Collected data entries
══════

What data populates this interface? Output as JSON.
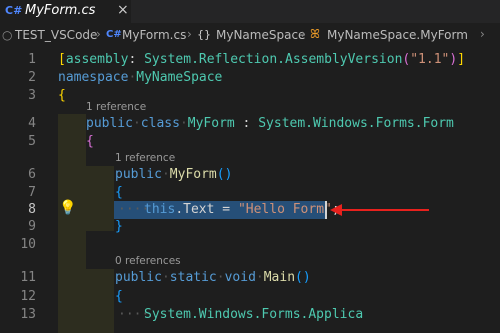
{
  "tab": {
    "lang_icon": "C#",
    "name": "MyForm.cs",
    "close": "×"
  },
  "breadcrumb": {
    "project": "TEST_VSCode",
    "sep": "›",
    "file_icon": "C#",
    "file": "MyForm.cs",
    "ns_icon": "{}",
    "namespace": "MyNameSpace",
    "class_icon": "ꕤ",
    "class": "MyNameSpace.MyForm",
    "more": "›"
  },
  "lines": {
    "n1": "1",
    "n2": "2",
    "n3": "3",
    "n4": "4",
    "n5": "5",
    "n6": "6",
    "n7": "7",
    "n8": "8",
    "n9": "9",
    "n10": "10",
    "n11": "11",
    "n12": "12",
    "n13": "13"
  },
  "code": {
    "l1_a": "[",
    "l1_b": "assembly",
    "l1_c": ": ",
    "l1_d": "System.Reflection.AssemblyVersion",
    "l1_e": "(",
    "l1_f": "\"1.1\"",
    "l1_g": ")",
    "l1_h": "]",
    "l2_kw": "namespace",
    "l2_name": "MyNameSpace",
    "l3": "{",
    "lens4": "1 reference",
    "l4_kw1": "public",
    "l4_kw2": "class",
    "l4_name": "MyForm",
    "l4_colon": " : ",
    "l4_base": "System.Windows.Forms.Form",
    "l5": "{",
    "lens6": "1 reference",
    "l6_kw": "public",
    "l6_name": "MyForm",
    "l6_paren": "()",
    "l7": "{",
    "l8_kw": "this",
    "l8_rest": ".Text = ",
    "l8_str": "\"Hello Form\"",
    "l8_semi": ";",
    "l9": "}",
    "lens11": "0 references",
    "l11_kw1": "public",
    "l11_kw2": "static",
    "l11_kw3": "void",
    "l11_name": "Main",
    "l11_paren": "()",
    "l12": "{",
    "l13_text": "System.Windows.Forms.Applica"
  },
  "annotation": {
    "arrow_color": "#e8211d"
  },
  "colors": {
    "keyword": "#569cd6",
    "type": "#4ec9b0",
    "function": "#dcdcaa",
    "string": "#ce9178",
    "selection": "#264f78"
  }
}
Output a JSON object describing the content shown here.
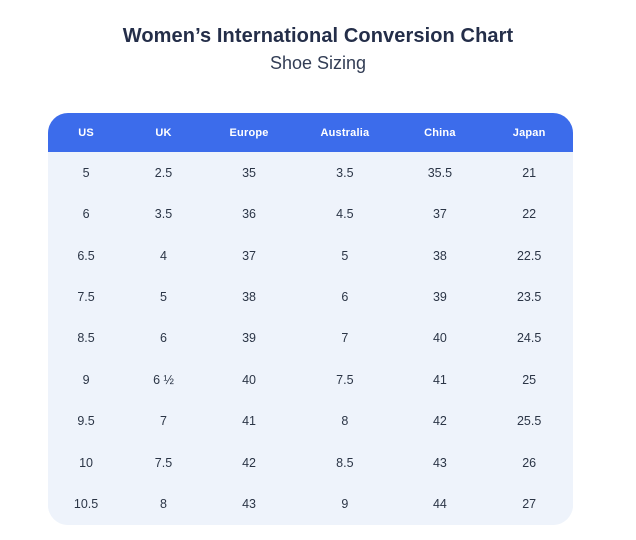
{
  "chart_data": {
    "type": "table",
    "title": "Women’s International Conversion Chart",
    "subtitle": "Shoe Sizing",
    "columns": [
      "US",
      "UK",
      "Europe",
      "Australia",
      "China",
      "Japan"
    ],
    "rows": [
      [
        "5",
        "2.5",
        "35",
        "3.5",
        "35.5",
        "21"
      ],
      [
        "6",
        "3.5",
        "36",
        "4.5",
        "37",
        "22"
      ],
      [
        "6.5",
        "4",
        "37",
        "5",
        "38",
        "22.5"
      ],
      [
        "7.5",
        "5",
        "38",
        "6",
        "39",
        "23.5"
      ],
      [
        "8.5",
        "6",
        "39",
        "7",
        "40",
        "24.5"
      ],
      [
        "9",
        "6 ½",
        "40",
        "7.5",
        "41",
        "25"
      ],
      [
        "9.5",
        "7",
        "41",
        "8",
        "42",
        "25.5"
      ],
      [
        "10",
        "7.5",
        "42",
        "8.5",
        "43",
        "26"
      ],
      [
        "10.5",
        "8",
        "43",
        "9",
        "44",
        "27"
      ]
    ]
  },
  "colors": {
    "header_bg": "#3c6ceb",
    "header_text": "#ffffff",
    "body_bg": "#eef3fb",
    "title_text": "#242e49",
    "cell_text": "#2b3546",
    "page_bg": "#ffffff"
  }
}
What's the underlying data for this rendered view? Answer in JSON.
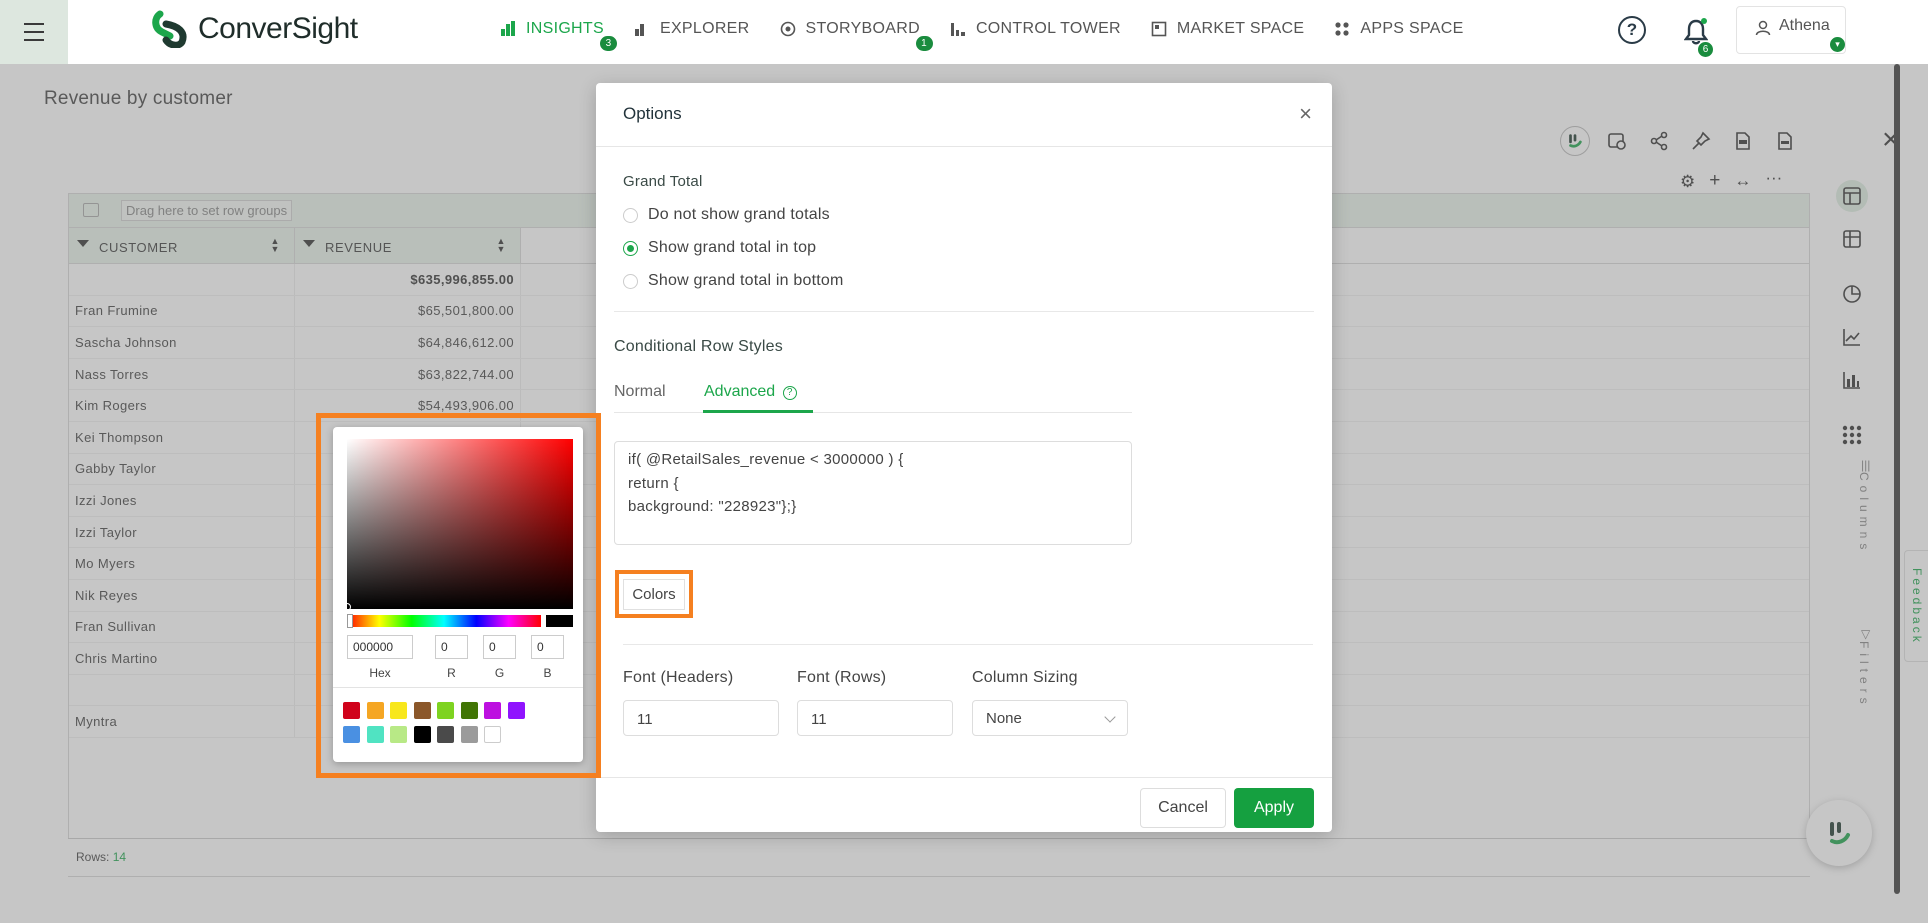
{
  "app": {
    "brand": "ConverSight",
    "nav": [
      {
        "label": "INSIGHTS",
        "badge": "3"
      },
      {
        "label": "EXPLORER",
        "badge": ""
      },
      {
        "label": "STORYBOARD",
        "badge": "1"
      },
      {
        "label": "CONTROL TOWER",
        "badge": ""
      },
      {
        "label": "MARKET SPACE",
        "badge": ""
      },
      {
        "label": "APPS SPACE",
        "badge": ""
      }
    ],
    "notifications": "6",
    "user": "Athena",
    "accent": "#1ca64b"
  },
  "page": {
    "title": "Revenue by customer",
    "group_placeholder": "Drag here to set row groups",
    "columns": [
      "CUSTOMER",
      "REVENUE"
    ],
    "total": "$635,996,855.00",
    "rows": [
      {
        "customer": "Fran Frumine",
        "revenue": "$65,501,800.00"
      },
      {
        "customer": "Sascha Johnson",
        "revenue": "$64,846,612.00"
      },
      {
        "customer": "Nass Torres",
        "revenue": "$63,822,744.00"
      },
      {
        "customer": "Kim Rogers",
        "revenue": "$54,493,906.00"
      },
      {
        "customer": "Kei Thompson",
        "revenue": ""
      },
      {
        "customer": "Gabby Taylor",
        "revenue": ""
      },
      {
        "customer": "Izzi Jones",
        "revenue": ""
      },
      {
        "customer": "Izzi Taylor",
        "revenue": ""
      },
      {
        "customer": "Mo Myers",
        "revenue": ""
      },
      {
        "customer": "Nik Reyes",
        "revenue": ""
      },
      {
        "customer": "Fran Sullivan",
        "revenue": ""
      },
      {
        "customer": "Chris Martino",
        "revenue": ""
      },
      {
        "customer": "",
        "revenue": ""
      },
      {
        "customer": "Myntra",
        "revenue": ""
      }
    ],
    "side_tabs": [
      "Columns",
      "Filters"
    ],
    "rows_label": "Rows:",
    "rows_count": "14",
    "feedback": "Feedback"
  },
  "dialog": {
    "title": "Options",
    "grand_total_label": "Grand Total",
    "grand_total_options": [
      {
        "label": "Do not show grand totals",
        "selected": false
      },
      {
        "label": "Show grand total in top",
        "selected": true
      },
      {
        "label": "Show grand total in bottom",
        "selected": false
      }
    ],
    "conditional_label": "Conditional Row Styles",
    "tabs": [
      {
        "label": "Normal",
        "active": false
      },
      {
        "label": "Advanced",
        "active": true
      }
    ],
    "code": "if( @RetailSales_revenue < 3000000 ) {\nreturn {\nbackground: \"228923\"};}",
    "colors_button": "Colors",
    "font_headers_label": "Font (Headers)",
    "font_headers_value": "11",
    "font_rows_label": "Font (Rows)",
    "font_rows_value": "11",
    "column_sizing_label": "Column Sizing",
    "column_sizing_value": "None",
    "cancel": "Cancel",
    "apply": "Apply"
  },
  "color_picker": {
    "hex": "000000",
    "r": "0",
    "g": "0",
    "b": "0",
    "labels": {
      "hex": "Hex",
      "r": "R",
      "g": "G",
      "b": "B"
    },
    "swatches": [
      "#d0021b",
      "#f5a623",
      "#f8e71c",
      "#8b572a",
      "#7ed321",
      "#417505",
      "#bd10e0",
      "#9013fe",
      "#4a90e2",
      "#50e3c2",
      "#b8e986",
      "#000000",
      "#4a4a4a",
      "#9b9b9b",
      "#ffffff"
    ],
    "highlight": "#f58020"
  }
}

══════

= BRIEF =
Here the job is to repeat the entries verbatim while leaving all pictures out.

= FINISHED EXERCISE =
What data populates this interface? Output as JSON.
{
  "tab": {
    "lang_icon": "C#",
    "name": "MyForm.cs",
    "close": "×"
  },
  "breadcrumb": {
    "project": "TEST_VSCode",
    "sep": "›",
    "file_icon": "C#",
    "file": "MyForm.cs",
    "ns_icon": "{}",
    "namespace": "MyNameSpace",
    "class_icon": "ꕤ",
    "class": "MyNameSpace.MyForm",
    "more": "›"
  },
  "lines": {
    "n1": "1",
    "n2": "2",
    "n3": "3",
    "n4": "4",
    "n5": "5",
    "n6": "6",
    "n7": "7",
    "n8": "8",
    "n9": "9",
    "n10": "10",
    "n11": "11",
    "n12": "12",
    "n13": "13"
  },
  "code": {
    "l1_a": "[",
    "l1_b": "assembly",
    "l1_c": ": ",
    "l1_d": "System.Reflection.AssemblyVersion",
    "l1_e": "(",
    "l1_f": "\"1.1\"",
    "l1_g": ")",
    "l1_h": "]",
    "l2_kw": "namespace",
    "l2_name": "MyNameSpace",
    "l3": "{",
    "lens4": "1 reference",
    "l4_kw1": "public",
    "l4_kw2": "class",
    "l4_name": "MyForm",
    "l4_colon": " : ",
    "l4_base": "System.Windows.Forms.Form",
    "l5": "{",
    "lens6": "1 reference",
    "l6_kw": "public",
    "l6_name": "MyForm",
    "l6_paren": "()",
    "l7": "{",
    "l8_kw": "this",
    "l8_rest": ".Text = ",
    "l8_str": "\"Hello Form\"",
    "l8_semi": ";",
    "l9": "}",
    "lens11": "0 references",
    "l11_kw1": "public",
    "l11_kw2": "static",
    "l11_kw3": "void",
    "l11_name": "Main",
    "l11_paren": "()",
    "l12": "{",
    "l13_text": "System.Windows.Forms.Applica"
  },
  "annotation": {
    "arrow_color": "#e8211d"
  },
  "colors": {
    "keyword": "#569cd6",
    "type": "#4ec9b0",
    "function": "#dcdcaa",
    "string": "#ce9178",
    "selection": "#264f78"
  }
}
Output a JSON object describing the content shown here.
{
  "chart_data": {
    "type": "table",
    "title": "Women’s International Conversion Chart",
    "subtitle": "Shoe Sizing",
    "columns": [
      "US",
      "UK",
      "Europe",
      "Australia",
      "China",
      "Japan"
    ],
    "rows": [
      [
        "5",
        "2.5",
        "35",
        "3.5",
        "35.5",
        "21"
      ],
      [
        "6",
        "3.5",
        "36",
        "4.5",
        "37",
        "22"
      ],
      [
        "6.5",
        "4",
        "37",
        "5",
        "38",
        "22.5"
      ],
      [
        "7.5",
        "5",
        "38",
        "6",
        "39",
        "23.5"
      ],
      [
        "8.5",
        "6",
        "39",
        "7",
        "40",
        "24.5"
      ],
      [
        "9",
        "6 ½",
        "40",
        "7.5",
        "41",
        "25"
      ],
      [
        "9.5",
        "7",
        "41",
        "8",
        "42",
        "25.5"
      ],
      [
        "10",
        "7.5",
        "42",
        "8.5",
        "43",
        "26"
      ],
      [
        "10.5",
        "8",
        "43",
        "9",
        "44",
        "27"
      ]
    ]
  },
  "colors": {
    "header_bg": "#3c6ceb",
    "header_text": "#ffffff",
    "body_bg": "#eef3fb",
    "title_text": "#242e49",
    "cell_text": "#2b3546",
    "page_bg": "#ffffff"
  }
}
What's the underlying data for this rendered view? Answer in JSON.
{
  "app": {
    "brand": "ConverSight",
    "nav": [
      {
        "label": "INSIGHTS",
        "badge": "3"
      },
      {
        "label": "EXPLORER",
        "badge": ""
      },
      {
        "label": "STORYBOARD",
        "badge": "1"
      },
      {
        "label": "CONTROL TOWER",
        "badge": ""
      },
      {
        "label": "MARKET SPACE",
        "badge": ""
      },
      {
        "label": "APPS SPACE",
        "badge": ""
      }
    ],
    "notifications": "6",
    "user": "Athena",
    "accent": "#1ca64b"
  },
  "page": {
    "title": "Revenue by customer",
    "group_placeholder": "Drag here to set row groups",
    "columns": [
      "CUSTOMER",
      "REVENUE"
    ],
    "total": "$635,996,855.00",
    "rows": [
      {
        "customer": "Fran Frumine",
        "revenue": "$65,501,800.00"
      },
      {
        "customer": "Sascha Johnson",
        "revenue": "$64,846,612.00"
      },
      {
        "customer": "Nass Torres",
        "revenue": "$63,822,744.00"
      },
      {
        "customer": "Kim Rogers",
        "revenue": "$54,493,906.00"
      },
      {
        "customer": "Kei Thompson",
        "revenue": ""
      },
      {
        "customer": "Gabby Taylor",
        "revenue": ""
      },
      {
        "customer": "Izzi Jones",
        "revenue": ""
      },
      {
        "customer": "Izzi Taylor",
        "revenue": ""
      },
      {
        "customer": "Mo Myers",
        "revenue": ""
      },
      {
        "customer": "Nik Reyes",
        "revenue": ""
      },
      {
        "customer": "Fran Sullivan",
        "revenue": ""
      },
      {
        "customer": "Chris Martino",
        "revenue": ""
      },
      {
        "customer": "",
        "revenue": ""
      },
      {
        "customer": "Myntra",
        "revenue": ""
      }
    ],
    "side_tabs": [
      "Columns",
      "Filters"
    ],
    "rows_label": "Rows:",
    "rows_count": "14",
    "feedback": "Feedback"
  },
  "dialog": {
    "title": "Options",
    "grand_total_label": "Grand Total",
    "grand_total_options": [
      {
        "label": "Do not show grand totals",
        "selected": false
      },
      {
        "label": "Show grand total in top",
        "selected": true
      },
      {
        "label": "Show grand total in bottom",
        "selected": false
      }
    ],
    "conditional_label": "Conditional Row Styles",
    "tabs": [
      {
        "label": "Normal",
        "active": false
      },
      {
        "label": "Advanced",
        "active": true
      }
    ],
    "code": "if( @RetailSales_revenue < 3000000 ) {\nreturn {\nbackground: \"228923\"};}",
    "colors_button": "Colors",
    "font_headers_label": "Font (Headers)",
    "font_headers_value": "11",
    "font_rows_label": "Font (Rows)",
    "font_rows_value": "11",
    "column_sizing_label": "Column Sizing",
    "column_sizing_value": "None",
    "cancel": "Cancel",
    "apply": "Apply"
  },
  "color_picker": {
    "hex": "000000",
    "r": "0",
    "g": "0",
    "b": "0",
    "labels": {
      "hex": "Hex",
      "r": "R",
      "g": "G",
      "b": "B"
    },
    "swatches": [
      "#d0021b",
      "#f5a623",
      "#f8e71c",
      "#8b572a",
      "#7ed321",
      "#417505",
      "#bd10e0",
      "#9013fe",
      "#4a90e2",
      "#50e3c2",
      "#b8e986",
      "#000000",
      "#4a4a4a",
      "#9b9b9b",
      "#ffffff"
    ],
    "highlight": "#f58020"
  }
}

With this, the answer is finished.